Problem to solve -
How many lines in these entries contain the string "SHAPES"? Reply with the number alone.
* * * * * * * * *
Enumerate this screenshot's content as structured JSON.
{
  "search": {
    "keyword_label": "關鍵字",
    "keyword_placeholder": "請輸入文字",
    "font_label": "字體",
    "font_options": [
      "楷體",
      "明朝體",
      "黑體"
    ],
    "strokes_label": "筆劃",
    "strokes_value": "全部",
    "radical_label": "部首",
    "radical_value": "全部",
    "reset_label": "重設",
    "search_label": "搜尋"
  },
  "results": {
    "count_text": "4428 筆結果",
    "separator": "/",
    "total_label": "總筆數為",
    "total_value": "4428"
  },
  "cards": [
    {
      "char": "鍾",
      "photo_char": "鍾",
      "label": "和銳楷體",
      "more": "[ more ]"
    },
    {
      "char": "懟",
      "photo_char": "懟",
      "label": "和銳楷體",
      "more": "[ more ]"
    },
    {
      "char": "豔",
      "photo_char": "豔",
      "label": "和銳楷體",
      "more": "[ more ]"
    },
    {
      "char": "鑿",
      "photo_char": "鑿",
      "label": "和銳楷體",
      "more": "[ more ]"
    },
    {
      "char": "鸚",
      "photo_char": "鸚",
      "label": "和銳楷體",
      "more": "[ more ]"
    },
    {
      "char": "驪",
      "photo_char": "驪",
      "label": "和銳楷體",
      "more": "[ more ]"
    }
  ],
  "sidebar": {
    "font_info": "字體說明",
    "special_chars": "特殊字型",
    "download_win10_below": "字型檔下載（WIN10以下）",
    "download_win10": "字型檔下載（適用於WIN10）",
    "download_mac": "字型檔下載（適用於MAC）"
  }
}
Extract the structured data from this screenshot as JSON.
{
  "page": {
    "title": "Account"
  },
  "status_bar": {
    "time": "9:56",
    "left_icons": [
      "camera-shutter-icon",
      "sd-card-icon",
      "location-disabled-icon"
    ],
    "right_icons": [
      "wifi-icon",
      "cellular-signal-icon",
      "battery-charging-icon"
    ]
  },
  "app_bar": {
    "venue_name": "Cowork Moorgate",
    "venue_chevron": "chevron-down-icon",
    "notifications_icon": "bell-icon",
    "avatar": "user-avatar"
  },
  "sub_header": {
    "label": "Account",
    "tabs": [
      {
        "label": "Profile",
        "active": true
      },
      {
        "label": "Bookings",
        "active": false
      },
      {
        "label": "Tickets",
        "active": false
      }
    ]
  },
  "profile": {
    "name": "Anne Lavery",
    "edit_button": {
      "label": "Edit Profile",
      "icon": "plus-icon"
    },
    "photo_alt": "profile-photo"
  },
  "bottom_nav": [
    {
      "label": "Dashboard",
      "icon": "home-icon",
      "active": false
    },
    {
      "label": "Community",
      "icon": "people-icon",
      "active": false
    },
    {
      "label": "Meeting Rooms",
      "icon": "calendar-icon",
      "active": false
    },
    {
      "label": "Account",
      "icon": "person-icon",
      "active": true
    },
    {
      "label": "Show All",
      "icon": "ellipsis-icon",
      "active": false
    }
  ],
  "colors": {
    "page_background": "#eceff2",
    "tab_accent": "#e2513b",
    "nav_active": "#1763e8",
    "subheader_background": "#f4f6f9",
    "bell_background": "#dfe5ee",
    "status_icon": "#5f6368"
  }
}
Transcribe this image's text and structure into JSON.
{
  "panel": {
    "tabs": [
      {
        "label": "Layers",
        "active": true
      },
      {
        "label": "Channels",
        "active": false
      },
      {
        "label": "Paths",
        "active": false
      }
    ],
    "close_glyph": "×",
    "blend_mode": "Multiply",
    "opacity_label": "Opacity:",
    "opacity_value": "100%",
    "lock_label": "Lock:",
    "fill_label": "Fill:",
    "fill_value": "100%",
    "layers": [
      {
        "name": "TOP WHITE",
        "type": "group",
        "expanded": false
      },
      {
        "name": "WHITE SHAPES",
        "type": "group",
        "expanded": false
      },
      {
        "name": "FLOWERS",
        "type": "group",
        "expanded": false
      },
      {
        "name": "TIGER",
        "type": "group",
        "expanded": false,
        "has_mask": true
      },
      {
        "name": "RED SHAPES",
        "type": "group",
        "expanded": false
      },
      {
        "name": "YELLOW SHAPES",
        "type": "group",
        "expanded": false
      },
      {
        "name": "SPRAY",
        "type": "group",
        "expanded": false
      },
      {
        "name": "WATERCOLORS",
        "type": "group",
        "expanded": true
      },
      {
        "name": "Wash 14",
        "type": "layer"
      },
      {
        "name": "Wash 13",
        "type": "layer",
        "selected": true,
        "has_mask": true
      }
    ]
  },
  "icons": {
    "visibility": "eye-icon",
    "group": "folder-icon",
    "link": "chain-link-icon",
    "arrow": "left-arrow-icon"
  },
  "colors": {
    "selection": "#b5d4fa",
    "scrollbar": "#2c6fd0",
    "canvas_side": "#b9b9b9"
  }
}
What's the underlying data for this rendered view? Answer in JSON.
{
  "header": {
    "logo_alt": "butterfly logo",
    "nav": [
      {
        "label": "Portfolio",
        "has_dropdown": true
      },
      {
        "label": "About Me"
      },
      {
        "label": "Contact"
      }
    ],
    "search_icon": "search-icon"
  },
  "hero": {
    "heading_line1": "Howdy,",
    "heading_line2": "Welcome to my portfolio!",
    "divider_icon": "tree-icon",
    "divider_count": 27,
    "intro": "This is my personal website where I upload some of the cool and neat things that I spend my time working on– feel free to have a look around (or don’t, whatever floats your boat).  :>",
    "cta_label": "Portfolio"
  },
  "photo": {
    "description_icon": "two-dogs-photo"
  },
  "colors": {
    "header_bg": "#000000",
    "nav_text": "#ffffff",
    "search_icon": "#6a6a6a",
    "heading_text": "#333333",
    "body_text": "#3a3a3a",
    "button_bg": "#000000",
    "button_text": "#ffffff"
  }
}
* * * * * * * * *
Task result -
3